*** Opening The records ***

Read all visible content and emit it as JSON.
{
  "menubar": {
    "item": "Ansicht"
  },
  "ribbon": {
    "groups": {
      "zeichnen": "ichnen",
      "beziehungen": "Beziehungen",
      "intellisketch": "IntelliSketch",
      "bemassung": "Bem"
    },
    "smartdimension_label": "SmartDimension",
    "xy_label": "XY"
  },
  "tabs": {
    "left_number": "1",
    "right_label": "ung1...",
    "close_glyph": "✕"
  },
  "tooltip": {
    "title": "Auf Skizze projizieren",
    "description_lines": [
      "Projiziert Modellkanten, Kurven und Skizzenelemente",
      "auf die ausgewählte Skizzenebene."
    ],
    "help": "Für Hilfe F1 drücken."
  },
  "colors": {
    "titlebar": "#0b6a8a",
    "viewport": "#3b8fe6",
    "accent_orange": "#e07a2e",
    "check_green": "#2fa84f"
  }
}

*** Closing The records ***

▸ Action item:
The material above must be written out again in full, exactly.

▸ Exercise response:
Read all visible content and emit it as JSON.
{
  "menubar": {
    "item": "Ansicht"
  },
  "ribbon": {
    "groups": {
      "zeichnen": "ichnen",
      "beziehungen": "Beziehungen",
      "intellisketch": "IntelliSketch",
      "bemassung": "Bem"
    },
    "smartdimension_label": "SmartDimension",
    "xy_label": "XY"
  },
  "tabs": {
    "left_number": "1",
    "right_label": "ung1...",
    "close_glyph": "✕"
  },
  "tooltip": {
    "title": "Auf Skizze projizieren",
    "description_lines": [
      "Projiziert Modellkanten, Kurven und Skizzenelemente",
      "auf die ausgewählte Skizzenebene."
    ],
    "help": "Für Hilfe F1 drücken."
  },
  "colors": {
    "titlebar": "#0b6a8a",
    "viewport": "#3b8fe6",
    "accent_orange": "#e07a2e",
    "check_green": "#2fa84f"
  }
}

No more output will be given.